[S]everal of our group were going with people. […] Of my five closest friends over there [in Germany], four of them had significant others, you know, someone, who was not necessarily a church member, but who we would meet evenings when we would get together. And we would meet as a group, and they would bring their dates along. I didn’t seem to see this [idea of] every night, “Well, I’m going on a date with so-and-so. I can’t do anything else.” They’d bring them along, or if they didn’t want to, they’d leave their date at home. And my friends would come with my group. And here [in the United States] you seem to find a boyfriend or a girlfriend, and the two of you would go off, go to a movie, go to dinner, go, you know, wherever it is they decide to go, and it would be the two of them, secluded. That was something that stuck out in my mind.  [This speaker was involved with a church group, hence the reference to someone not necessarily being a church member.]

[I]n Germany we were very group oriented. We had the same small group within all of our youth that seemed to do everything together. And should the boyfriend or the girlfriend of someone in that group want to come along, they were always welcome, but they didn’t always want to come, And if the boyfriend or the girlfriend did not want to come, the other didn’t say, “Oh, well, I’m sorry, I can’t come either.” They were always along with us. I can’t think of one example here where my friends in Huntsville [Texas] would have had something planned, and if a boyfriend said, “No, I don’t want to,” the girlfriend would still have come along. That has never happened to me here. Of course, [such a thing] never occurred to me until I got to Germany and had so many in the group that had the boyfriends/girlfriends who joined us.

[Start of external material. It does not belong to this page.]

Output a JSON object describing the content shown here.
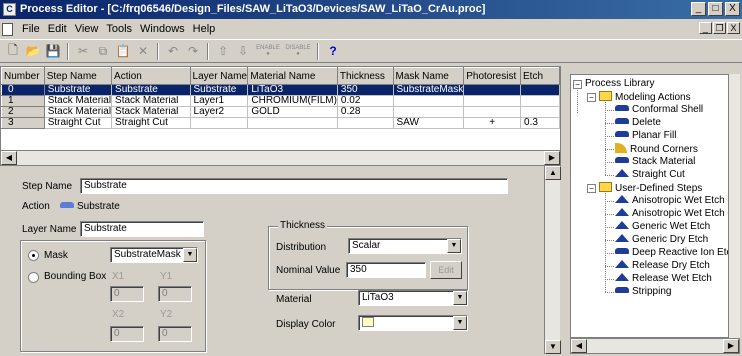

You feel safe and secure [in your Clique], and you go to Kneipen together. Kneipen are different in Germany from here [in the U.S.]. Here they are more like bars where you go to pick up someone. And in Germany you go to Kneipen because you’d like to talk to someone, because you’d like to get together with people, and that is the difference.

[Y]ou go out [with your Clique]–I don’t know what–to dance, or to drink in a Kneipe, which doesn’t exist here either, because the bar is not the same as a Kneipe. A bar here is where you “pick up” somebody, whereas in a Kneipe in Germany you discuss [things], in your dreams you make the future up, the country, you discuss politics and history and philosophy. And you change the world, and you’re a Marxist, and you’re a socialist, and you experience all the different things. It is a place of social gathering, and, yes, people drink beer with it, but they don’t get drunk as people get drunk here in bars. Anyway, that’s a different thing.

[W]e’d go and hang out [in German bars]-there were some dancing clubs we’d go to on the weekends, or there would be some bars where we’d go and just sit and talk. I was fourteen, fifteen, sixteen, seventeen, eighteen. They didn’t care. And I thought that was kind of neat, where they put the responsibility on you, not your age group, because I think that taught me and a lot of my friends that the main idea about going out and hanging out is not to get alcohol and get drunk, but to go out and have a good time. But here, if you’re under twentyone, people make it a point to go out and get beer, whatever, and to get drunk.

I’ve been to some [bars] in Seattle that were different, but it seems that in Texas everybody goes to a bar or club to meet someone to go home with them that night. But in Europe you go with a friend or a bunch of friends, and you’re just there to talk and have a good time, or go dancing-whatever you want to do. Here it’s just a big “meat market”-what we call it. It gets annoying. It’s not what I’m used to. I still haven’t gotten used to it. In Seattle it’s more like Europe, I think. You just go with your friends.

Source: Lana Rings.  “Of Cliquen and Kneipen: When One-Word Translations Are Not Enough.”  Die Unterrichtspraxis 30.1 (Spring 1997) pp. 8-15